  • An initial comparison of highway versus rail suggests that improving highway capacity (i.e., expanding I-45 and I-35 from their present four lanes to at least six lanes) may be the better approach. It is recommended that a study be undertaken to more accurately determine the feasibility and cost of that alternative.
  • In order to accommodate projected travel demand, any increase in capacity should become operational between 1985 and 1990.
  • The State of Texas should become involved in multimodal intercity transportation planning. Without such planning, it is quite possible that the cost and congestion associated with intercity travel will, based on current design standards, become unacceptable. This will adversely affect the economy of the state.

Now

The song “City of New Orleans” tells the story of a lonely train with “15 cars and 15 restless riders” making its way along the 500 miles from Chicago to New Orleans. The lyrics would have you believe that this proud, stately way of travel belongs to a bygone era.

But the Age of Rail just might be returning.

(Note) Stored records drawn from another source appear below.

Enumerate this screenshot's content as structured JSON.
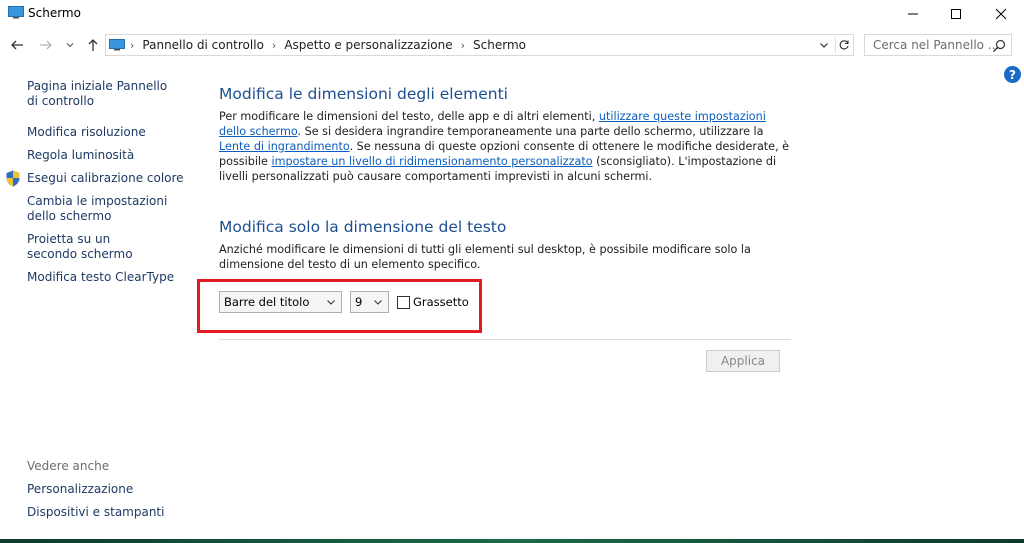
{
  "window": {
    "title": "Schermo",
    "minimize_glyph": "—",
    "maximize_glyph": "☐",
    "close_glyph": "✕"
  },
  "nav": {
    "back_icon": "back-arrow-icon",
    "forward_icon": "forward-arrow-icon",
    "recent_icon": "chevron-down-icon",
    "up_icon": "up-arrow-icon"
  },
  "address": {
    "crumbs": [
      "Pannello di controllo",
      "Aspetto e personalizzazione",
      "Schermo"
    ]
  },
  "search": {
    "placeholder": "Cerca nel Pannello ..."
  },
  "help": {
    "glyph": "?"
  },
  "sidebar": {
    "home": "Pagina iniziale Pannello di controllo",
    "items": [
      "Modifica risoluzione",
      "Regola luminosità",
      "Esegui calibrazione colore",
      "Cambia le impostazioni dello schermo",
      "Proietta su un secondo schermo",
      "Modifica testo ClearType"
    ],
    "see_also_label": "Vedere anche",
    "see_also": [
      "Personalizzazione",
      "Dispositivi e stampanti"
    ]
  },
  "main": {
    "heading1": "Modifica le dimensioni degli elementi",
    "para1_parts": [
      "Per modificare le dimensioni del testo, delle app e di altri elementi, ",
      "utilizzare queste impostazioni dello schermo",
      ". Se si desidera ingrandire temporaneamente una parte dello schermo, utilizzare la ",
      "Lente di ingrandimento",
      ". Se nessuna di queste opzioni consente di ottenere le modifiche desiderate, è possibile ",
      "impostare un livello di ridimensionamento personalizzato",
      " (sconsigliato). L'impostazione di livelli personalizzati può causare comportamenti imprevisti in alcuni schermi."
    ],
    "heading2": "Modifica solo la dimensione del testo",
    "para2": "Anziché modificare le dimensioni di tutti gli elementi sul desktop, è possibile modificare solo la dimensione del testo di un elemento specifico.",
    "element_select": "Barre del titolo",
    "size_select": "9",
    "bold_label": "Grassetto",
    "bold_checked": false,
    "apply_label": "Applica"
  },
  "colors": {
    "heading": "#1e4f91",
    "link": "#0b5ebd",
    "highlight": "#e31c23"
  }
}
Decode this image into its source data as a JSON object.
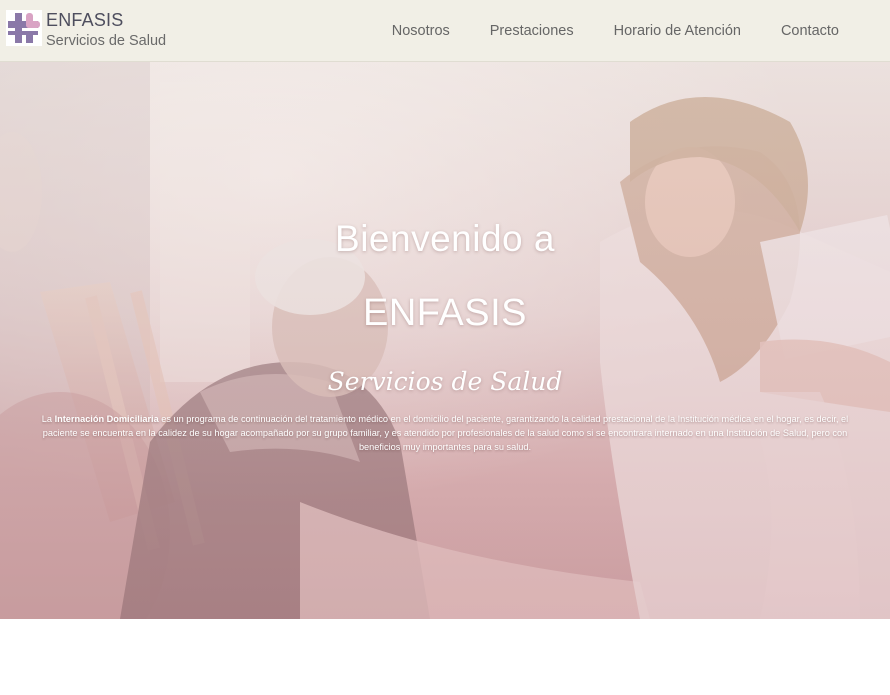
{
  "header": {
    "brand_name": "ENFASIS",
    "brand_subtitle": "Servicios de Salud",
    "logo_icon": "medical-cross-logo-icon",
    "nav": [
      {
        "label": "Nosotros"
      },
      {
        "label": "Prestaciones"
      },
      {
        "label": "Horario de Atención"
      },
      {
        "label": "Contacto"
      }
    ]
  },
  "hero": {
    "welcome": "Bienvenido a",
    "brand": "ENFASIS",
    "subtitle": "Servicios de Salud",
    "description_prefix": "La ",
    "description_bold": "Internación Domiciliaria",
    "description_rest": " es un programa de continuación del tratamiento médico en el domicilio del paciente, garantizando la calidad prestacional de la Institución médica en el hogar, es decir, el paciente se encuentra en la calidez de su hogar acompañado por su grupo familiar, y es atendido por profesionales de la salud como si se encontrara internado en una Institución de Salud, pero con beneficios muy importantes para su salud."
  },
  "colors": {
    "navbar_bg": "#f1efe6",
    "nav_text": "#666666",
    "logo_purple": "#8a78a8",
    "logo_pink": "#d9a3c4",
    "hero_tint": "#d6aeb0"
  }
}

While no solution to congestion is inexpensive, simply building more roadway has become increasingly cost-prohibitive in the last decade or so.

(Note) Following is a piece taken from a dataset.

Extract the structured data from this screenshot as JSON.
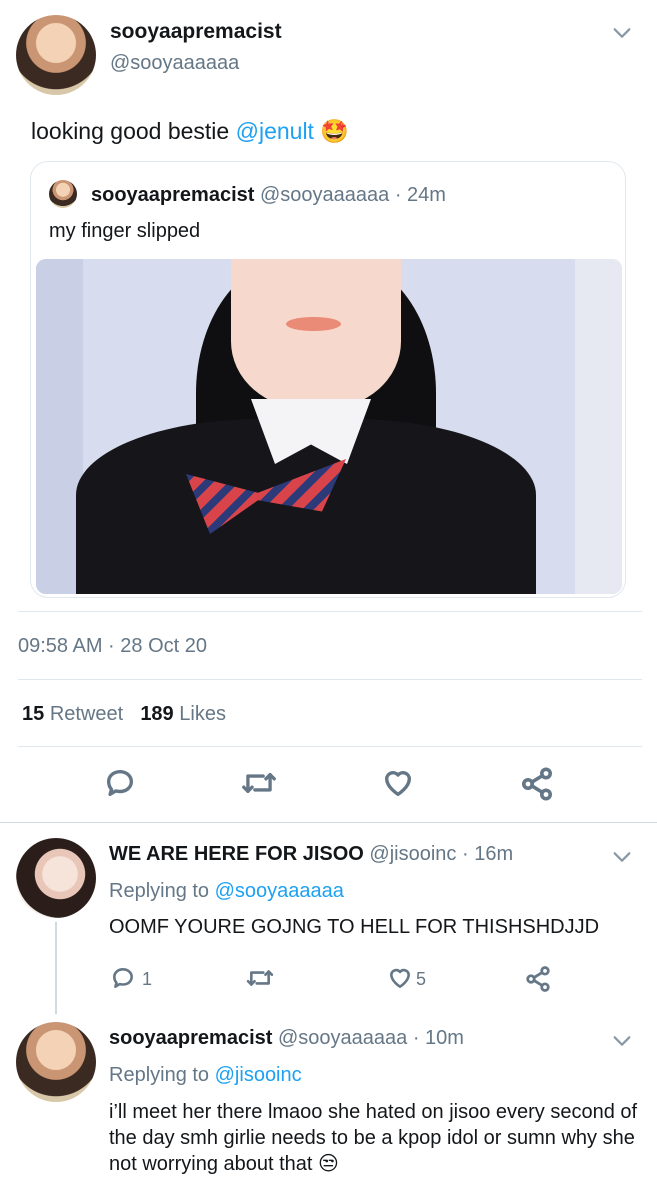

“At one time, building more highway capacity was judged the most cost-effective way to meet mobility needs,” explains Curtis Morgan, program manager of TTI‘s Rail Research Program. “In fact, TTI research conducted in the 1970s proved that point.” (See the historical story above for more on this study.)

Now, more than 30 years later, new factors, such as changing demographics and a burgeoning state population more on the move than ever, have changed the equation significantly. The Texas Department of Transportation (TxDOT) predicts that, over the next 25 years, the population of the state will increase by 64 percent, and road use will grow by 214 percent. By comparison, state road capacity will only grow by 6 percent if funding remains at recent historical levels.

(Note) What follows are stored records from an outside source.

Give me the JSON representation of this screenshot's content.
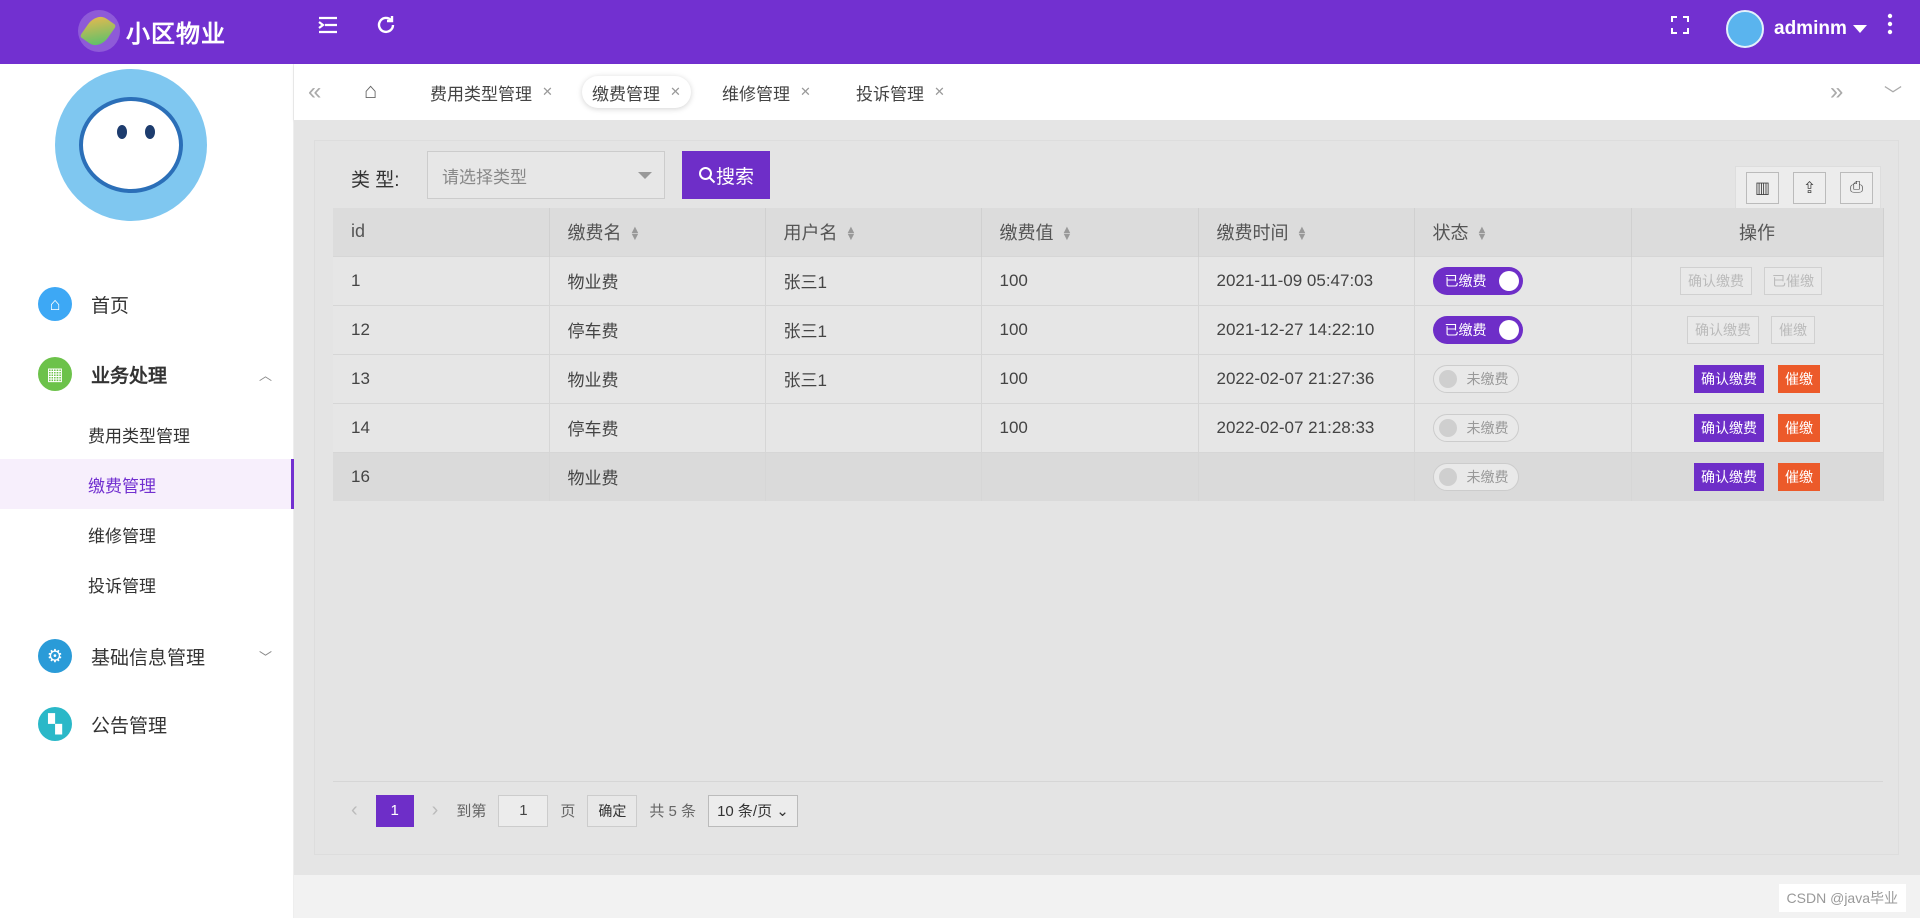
{
  "header": {
    "app_name": "小区物业",
    "user_name": "adminm"
  },
  "sidebar": {
    "items": [
      {
        "label": "首页",
        "icon": "home-icon",
        "color": "#3da8f5"
      },
      {
        "label": "业务处理",
        "icon": "business-icon",
        "color": "#6cc24a",
        "expanded": true
      },
      {
        "label": "基础信息管理",
        "icon": "gear-icon",
        "color": "#2a9bd8",
        "expanded": false
      },
      {
        "label": "公告管理",
        "icon": "apps-icon",
        "color": "#2ab8c8"
      }
    ],
    "sub_items": [
      "费用类型管理",
      "缴费管理",
      "维修管理",
      "投诉管理"
    ],
    "active_sub": "缴费管理"
  },
  "tabs": [
    {
      "label": "费用类型管理"
    },
    {
      "label": "缴费管理",
      "active": true
    },
    {
      "label": "维修管理"
    },
    {
      "label": "投诉管理"
    }
  ],
  "filter": {
    "label": "类 型:",
    "select_placeholder": "请选择类型",
    "search_label": "搜索"
  },
  "table": {
    "columns": [
      "id",
      "缴费名",
      "用户名",
      "缴费值",
      "缴费时间",
      "状态",
      "操作"
    ],
    "rows": [
      {
        "id": "1",
        "name": "物业费",
        "user": "张三1",
        "value": "100",
        "time": "2021-11-09 05:47:03",
        "status": "已缴费",
        "paid": true,
        "op1": "确认缴费",
        "op2": "已催缴"
      },
      {
        "id": "12",
        "name": "停车费",
        "user": "张三1",
        "value": "100",
        "time": "2021-12-27 14:22:10",
        "status": "已缴费",
        "paid": true,
        "op1": "确认缴费",
        "op2": "催缴"
      },
      {
        "id": "13",
        "name": "物业费",
        "user": "张三1",
        "value": "100",
        "time": "2022-02-07 21:27:36",
        "status": "未缴费",
        "paid": false,
        "op1": "确认缴费",
        "op2": "催缴"
      },
      {
        "id": "14",
        "name": "停车费",
        "user": "",
        "value": "100",
        "time": "2022-02-07 21:28:33",
        "status": "未缴费",
        "paid": false,
        "op1": "确认缴费",
        "op2": "催缴"
      },
      {
        "id": "16",
        "name": "物业费",
        "user": "",
        "value": "",
        "time": "",
        "status": "未缴费",
        "paid": false,
        "op1": "确认缴费",
        "op2": "催缴"
      }
    ]
  },
  "pager": {
    "current_page": "1",
    "goto_label": "到第",
    "goto_value": "1",
    "page_label": "页",
    "confirm_label": "确定",
    "total_label": "共 5 条",
    "page_size": "10 条/页"
  },
  "watermark": "CSDN @java毕业"
}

“Given these projections, we asked TTI to provide recommendations on where to invest resources for developing the statewide transit system further,” explains Orlando Jamandre, TxDOT‘s project director.

Morgan and his team examined 18 different intercity corridors, ranking them by projected needs through the year 2035. They based their analysis on

  • Current and future population and demographic projections along the corridors;
  • Projected future demand based upon forecasts by the Texas State Demographer and other state agencies and
  • Current network capacity and routes for intercity highway, bus, air and rail travel.

Morgan’s team found that trains, along with enhanced intercity bus transit, have the potential to significantly aid in meeting Texas’ future capacity needs.

I-35 and I-45 — considered the most traveled corridors in the state — are currently at 80 percent capacity when measuring traffic between cities on a weighted, per-mile basis. TTI found that, by 2035, those two corridors and 11 others will exceed 100 percent of current capacity. In fact, some highway sections in the urban areas may be approaching or exceeding capacity now. Unlike their 1970s predecessors, the research team found that additional highway lanes — at today’s prices — may not be the most cost-effective way of addressing growing intercity travel demand.

TTI isn’t saying that trains and buses are the solution. Highway, air, rail and transit all have a part to play. Equally important, cities need to develop local transit options (like the Dallas Area Rapid Transit, or DART, system) that seamlessly interface with intercity solutions, so travelers aren’t left without a way of getting around once they reach their destinations.

“The results of this project will help us plan how to best optimize the state’s future transportation system,” says Jamandre.

This Issue

The Future of Rail in Texas

v45n3_cover

Volume 45, Number 3
September 2009
Issue Overview

On this page:

U.S. map with Texas magnified

For more information:

Curtis Morgan
(979) 862-2854
curtis-m@tamu.edu